| What the task asks |
Write out each line of the records that has "Finances" in it.

(Website and app data records)
--

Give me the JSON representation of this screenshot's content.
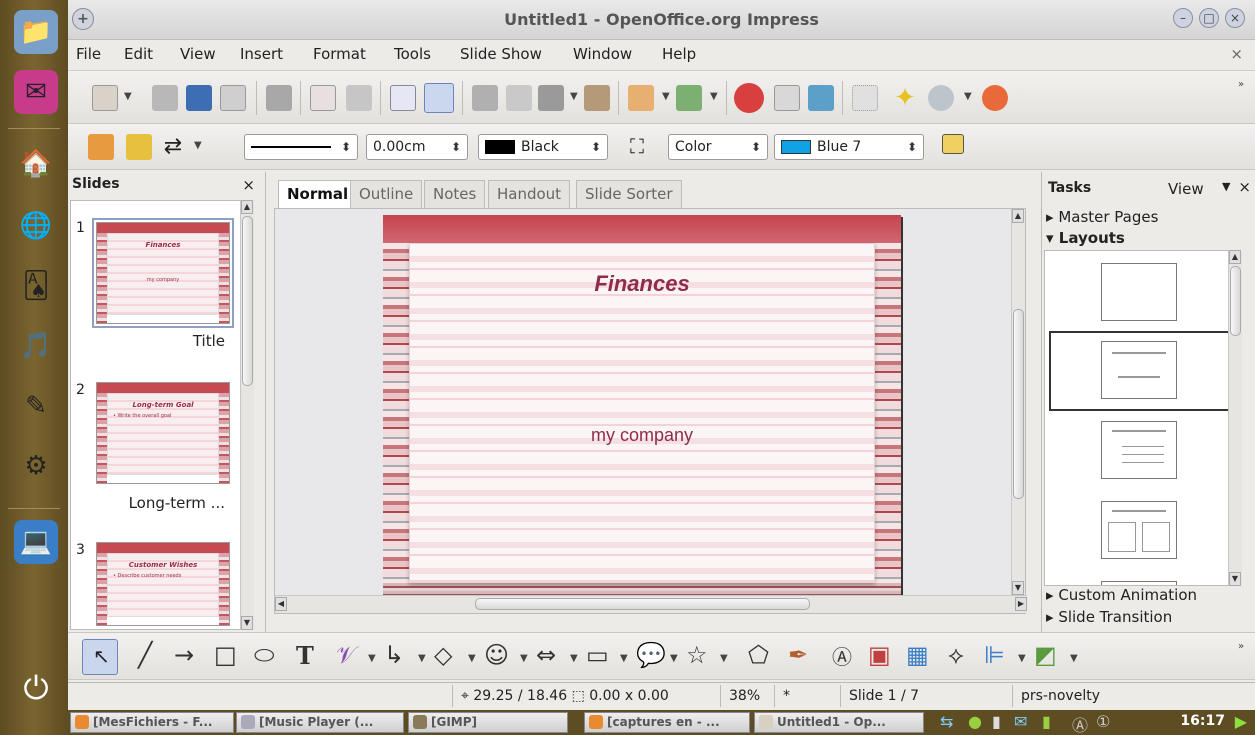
{
  "window": {
    "title": "Untitled1 - OpenOffice.org Impress"
  },
  "menu": [
    "File",
    "Edit",
    "View",
    "Insert",
    "Format",
    "Tools",
    "Slide Show",
    "Window",
    "Help"
  ],
  "line_toolbar": {
    "width_value": "0.00cm",
    "line_color": "Black",
    "area_style": "Color",
    "area_color": "Blue 7",
    "colors": {
      "black": "#000000",
      "blue7": "#0fa3e6"
    }
  },
  "slides_panel": {
    "title": "Slides",
    "close": "×",
    "slides": [
      {
        "num": "1",
        "thumb_title": "Finances",
        "thumb_body": "my company",
        "label": "Title"
      },
      {
        "num": "2",
        "thumb_title": "Long-term Goal",
        "thumb_body": "• Write the overall goal",
        "label": "Long-term ..."
      },
      {
        "num": "3",
        "thumb_title": "Customer Wishes",
        "thumb_body": "• Describe customer needs",
        "label": ""
      }
    ]
  },
  "view_tabs": [
    "Normal",
    "Outline",
    "Notes",
    "Handout",
    "Slide Sorter"
  ],
  "slide": {
    "title": "Finances",
    "subtitle": "my company",
    "accent": "#8f2b4d"
  },
  "tasks_panel": {
    "title": "Tasks",
    "view_label": "View",
    "close": "×",
    "sections": {
      "master_pages": "Master Pages",
      "layouts": "Layouts",
      "custom_animation": "Custom Animation",
      "slide_transition": "Slide Transition"
    }
  },
  "status": {
    "position": "29.25 / 18.46",
    "size": "0.00 x 0.00",
    "zoom": "38%",
    "modified": "*",
    "slide": "Slide 1 / 7",
    "master": "prs-novelty"
  },
  "taskbar": {
    "items": [
      "[MesFichiers - F...",
      "[Music Player (...",
      "[GIMP]",
      "[captures en - ...",
      "Untitled1 - Op..."
    ],
    "clock": "16:17"
  }
}
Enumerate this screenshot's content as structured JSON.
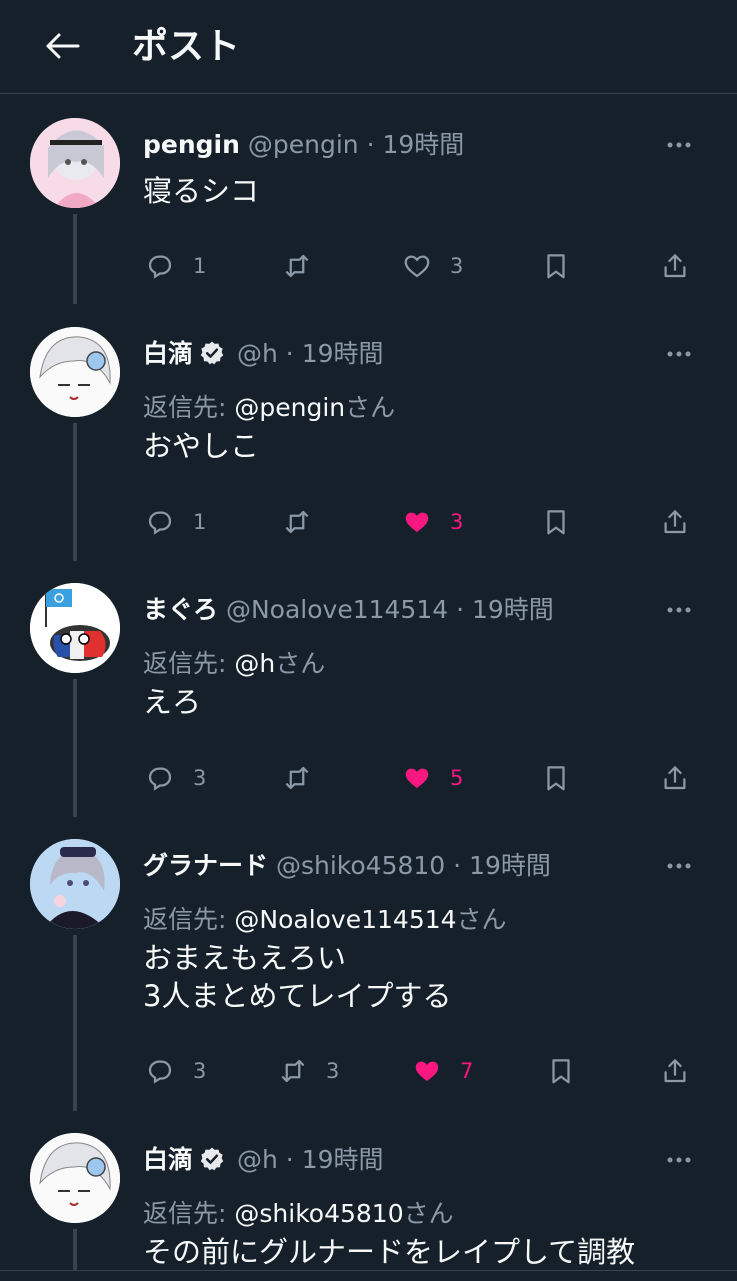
{
  "header": {
    "back_icon": "arrow-left-icon",
    "title": "ポスト"
  },
  "verified_icon": "verified-badge-icon",
  "colors": {
    "background": "#15202b",
    "muted": "#8b98a5",
    "like": "#f91880",
    "divider": "#38444d"
  },
  "posts": [
    {
      "name": "pengin",
      "verified": false,
      "handle": "@pengin",
      "dot": "·",
      "time": "19時間",
      "reply_prefix": "",
      "reply_handle": "",
      "reply_suffix": "",
      "text": [
        "寝るシコ"
      ],
      "replies": "1",
      "reposts": "",
      "likes": "3",
      "liked": false
    },
    {
      "name": "白滴",
      "verified": true,
      "handle": "@h",
      "dot": "·",
      "time": "19時間",
      "reply_prefix": "返信先: ",
      "reply_handle": "@pengin",
      "reply_suffix": "さん",
      "text": [
        "おやしこ"
      ],
      "replies": "1",
      "reposts": "",
      "likes": "3",
      "liked": true
    },
    {
      "name": "まぐろ",
      "verified": false,
      "handle": "@Noalove114514",
      "dot": "·",
      "time": "19時間",
      "reply_prefix": "返信先: ",
      "reply_handle": "@h",
      "reply_suffix": "さん",
      "text": [
        "えろ"
      ],
      "replies": "3",
      "reposts": "",
      "likes": "5",
      "liked": true
    },
    {
      "name": "グラナード",
      "verified": false,
      "handle": "@shiko45810",
      "dot": "·",
      "time": "19時間",
      "reply_prefix": "返信先: ",
      "reply_handle": "@Noalove114514",
      "reply_suffix": "さん",
      "text": [
        "おまえもえろい",
        "3人まとめてレイプする"
      ],
      "replies": "3",
      "reposts": "3",
      "likes": "7",
      "liked": true
    },
    {
      "name": "白滴",
      "verified": true,
      "handle": "@h",
      "dot": "·",
      "time": "19時間",
      "reply_prefix": "返信先: ",
      "reply_handle": "@shiko45810",
      "reply_suffix": "さん",
      "text": [
        "その前にグルナードをレイプして調教"
      ],
      "replies": "",
      "reposts": "",
      "likes": "",
      "liked": false
    }
  ]
}
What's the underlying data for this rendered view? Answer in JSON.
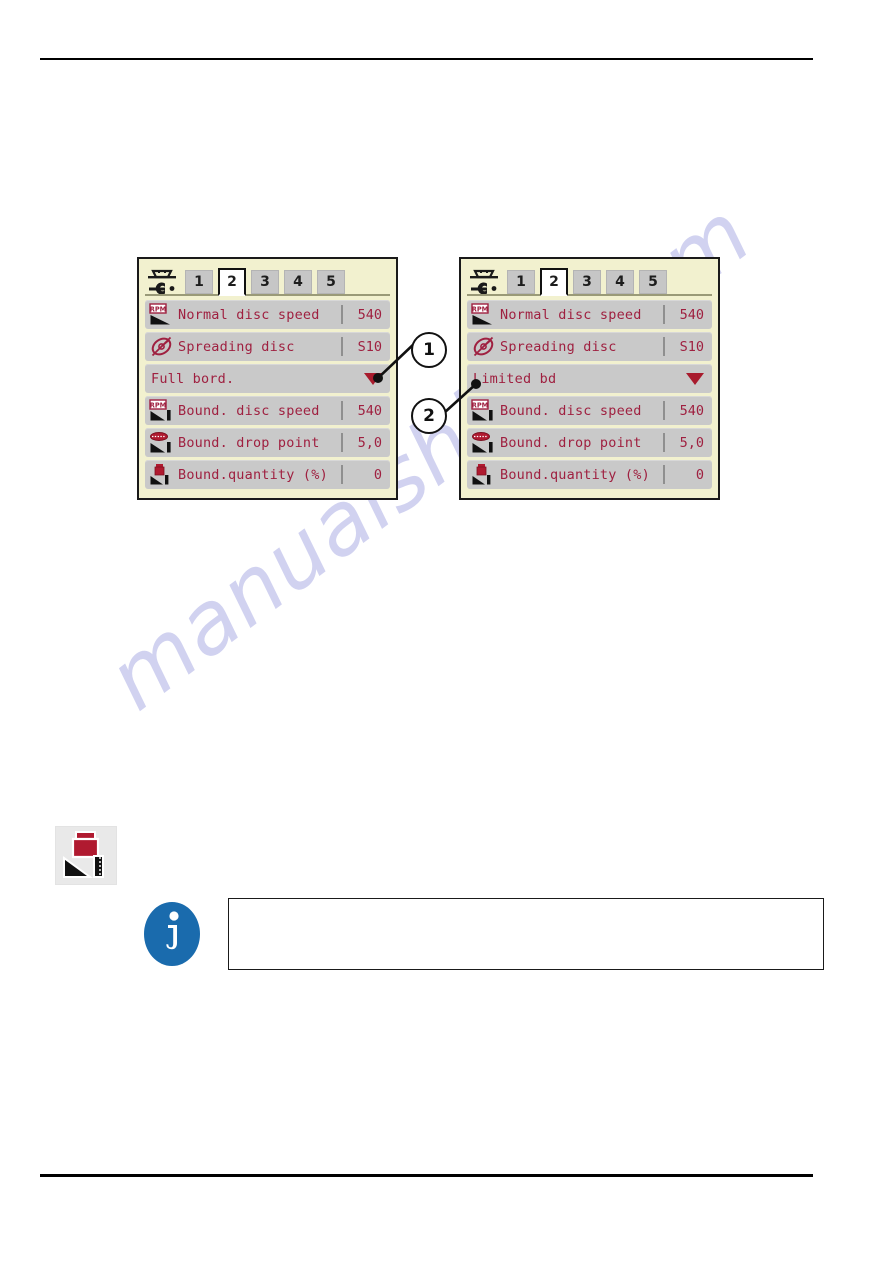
{
  "page": {
    "watermark": "manualshive.com"
  },
  "screens": [
    {
      "id": "full-border-screen",
      "machine_icon": "machine-settings-icon",
      "tabs": [
        {
          "label": "1",
          "active": false
        },
        {
          "label": "2",
          "active": true
        },
        {
          "label": "3",
          "active": false
        },
        {
          "label": "4",
          "active": false
        },
        {
          "label": "5",
          "active": false
        }
      ],
      "rows": [
        {
          "icon": "rpm-disc-speed-icon",
          "label": "Normal disc speed",
          "value": "540",
          "type": "value"
        },
        {
          "icon": "spreading-disc-icon",
          "label": "Spreading disc",
          "value": "S10",
          "type": "value"
        },
        {
          "icon": "none",
          "label": "Full bord.",
          "value": "",
          "type": "dropdown"
        },
        {
          "icon": "rpm-boundary-disc-icon",
          "label": "Bound. disc speed",
          "value": "540",
          "type": "value"
        },
        {
          "icon": "boundary-drop-point-icon",
          "label": "Bound. drop point",
          "value": "5,0",
          "type": "value"
        },
        {
          "icon": "boundary-quantity-icon",
          "label": "Bound.quantity (%)",
          "value": "0",
          "type": "value"
        }
      ]
    },
    {
      "id": "limited-border-screen",
      "machine_icon": "machine-settings-icon",
      "tabs": [
        {
          "label": "1",
          "active": false
        },
        {
          "label": "2",
          "active": true
        },
        {
          "label": "3",
          "active": false
        },
        {
          "label": "4",
          "active": false
        },
        {
          "label": "5",
          "active": false
        }
      ],
      "rows": [
        {
          "icon": "rpm-disc-speed-icon",
          "label": "Normal disc speed",
          "value": "540",
          "type": "value"
        },
        {
          "icon": "spreading-disc-icon",
          "label": "Spreading disc",
          "value": "S10",
          "type": "value"
        },
        {
          "icon": "none",
          "label": "Limited bd",
          "value": "",
          "type": "dropdown"
        },
        {
          "icon": "rpm-boundary-disc-icon",
          "label": "Bound. disc speed",
          "value": "540",
          "type": "value"
        },
        {
          "icon": "boundary-drop-point-icon",
          "label": "Bound. drop point",
          "value": "5,0",
          "type": "value"
        },
        {
          "icon": "boundary-quantity-icon",
          "label": "Bound.quantity (%)",
          "value": "0",
          "type": "value"
        }
      ]
    }
  ],
  "callouts": [
    {
      "number": "1"
    },
    {
      "number": "2"
    }
  ],
  "manual_icon": {
    "name": "boundary-quantity-icon"
  },
  "note": {
    "icon": "info-icon",
    "text": ""
  },
  "colors": {
    "screen_background": "#f2f1cf",
    "row_background": "#c9c9c9",
    "text_accent": "#9f2040",
    "caret": "#a81b2d",
    "info_blue": "#1a6bad",
    "watermark": "#c9cbee"
  }
}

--

| Exercise response |
        "thumb_title": "Finances",
    "title": "Finances",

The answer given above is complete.